--- Your goal ---
What is needed here is every record, retyped without any change.

───── Data provided ─────

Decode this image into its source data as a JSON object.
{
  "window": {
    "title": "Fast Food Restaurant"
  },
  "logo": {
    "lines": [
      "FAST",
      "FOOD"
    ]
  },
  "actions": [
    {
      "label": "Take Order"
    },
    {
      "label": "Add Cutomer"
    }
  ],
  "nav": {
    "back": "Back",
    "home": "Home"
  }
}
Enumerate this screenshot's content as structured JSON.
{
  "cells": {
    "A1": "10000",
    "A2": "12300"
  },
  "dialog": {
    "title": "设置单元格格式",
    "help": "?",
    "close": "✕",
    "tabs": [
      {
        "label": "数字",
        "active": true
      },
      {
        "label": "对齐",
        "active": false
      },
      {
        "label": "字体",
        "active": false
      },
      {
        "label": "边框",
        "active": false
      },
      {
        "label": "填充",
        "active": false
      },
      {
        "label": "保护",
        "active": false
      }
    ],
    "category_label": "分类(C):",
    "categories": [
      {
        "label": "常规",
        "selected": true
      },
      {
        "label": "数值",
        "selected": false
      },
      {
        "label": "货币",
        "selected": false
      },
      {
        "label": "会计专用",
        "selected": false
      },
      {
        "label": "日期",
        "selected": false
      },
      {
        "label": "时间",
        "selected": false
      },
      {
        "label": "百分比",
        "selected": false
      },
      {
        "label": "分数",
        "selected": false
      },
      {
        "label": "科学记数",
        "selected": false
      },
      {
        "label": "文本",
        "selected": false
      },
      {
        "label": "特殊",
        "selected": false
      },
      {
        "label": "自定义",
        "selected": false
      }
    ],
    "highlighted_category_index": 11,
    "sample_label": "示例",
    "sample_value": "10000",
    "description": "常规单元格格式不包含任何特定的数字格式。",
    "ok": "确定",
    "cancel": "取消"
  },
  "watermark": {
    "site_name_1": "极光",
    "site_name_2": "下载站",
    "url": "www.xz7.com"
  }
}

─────

--- Answer box ---
Decode this image into its source data as a JSON object.
{
  "window": {
    "title": "Fast Food Restaurant"
  },
  "logo": {
    "lines": [
      "FAST",
      "FOOD"
    ]
  },
  "actions": [
    {
      "label": "Take Order"
    },
    {
      "label": "Add Cutomer"
    }
  ],
  "nav": {
    "back": "Back",
    "home": "Home"
  }
}
Enumerate this screenshot's content as structured JSON.
{
  "cells": {
    "A1": "10000",
    "A2": "12300"
  },
  "dialog": {
    "title": "设置单元格格式",
    "help": "?",
    "close": "✕",
    "tabs": [
      {
        "label": "数字",
        "active": true
      },
      {
        "label": "对齐",
        "active": false
      },
      {
        "label": "字体",
        "active": false
      },
      {
        "label": "边框",
        "active": false
      },
      {
        "label": "填充",
        "active": false
      },
      {
        "label": "保护",
        "active": false
      }
    ],
    "category_label": "分类(C):",
    "categories": [
      {
        "label": "常规",
        "selected": true
      },
      {
        "label": "数值",
        "selected": false
      },
      {
        "label": "货币",
        "selected": false
      },
      {
        "label": "会计专用",
        "selected": false
      },
      {
        "label": "日期",
        "selected": false
      },
      {
        "label": "时间",
        "selected": false
      },
      {
        "label": "百分比",
        "selected": false
      },
      {
        "label": "分数",
        "selected": false
      },
      {
        "label": "科学记数",
        "selected": false
      },
      {
        "label": "文本",
        "selected": false
      },
      {
        "label": "特殊",
        "selected": false
      },
      {
        "label": "自定义",
        "selected": false
      }
    ],
    "highlighted_category_index": 11,
    "sample_label": "示例",
    "sample_value": "10000",
    "description": "常规单元格格式不包含任何特定的数字格式。",
    "ok": "确定",
    "cancel": "取消"
  },
  "watermark": {
    "site_name_1": "极光",
    "site_name_2": "下载站",
    "url": "www.xz7.com"
  }
}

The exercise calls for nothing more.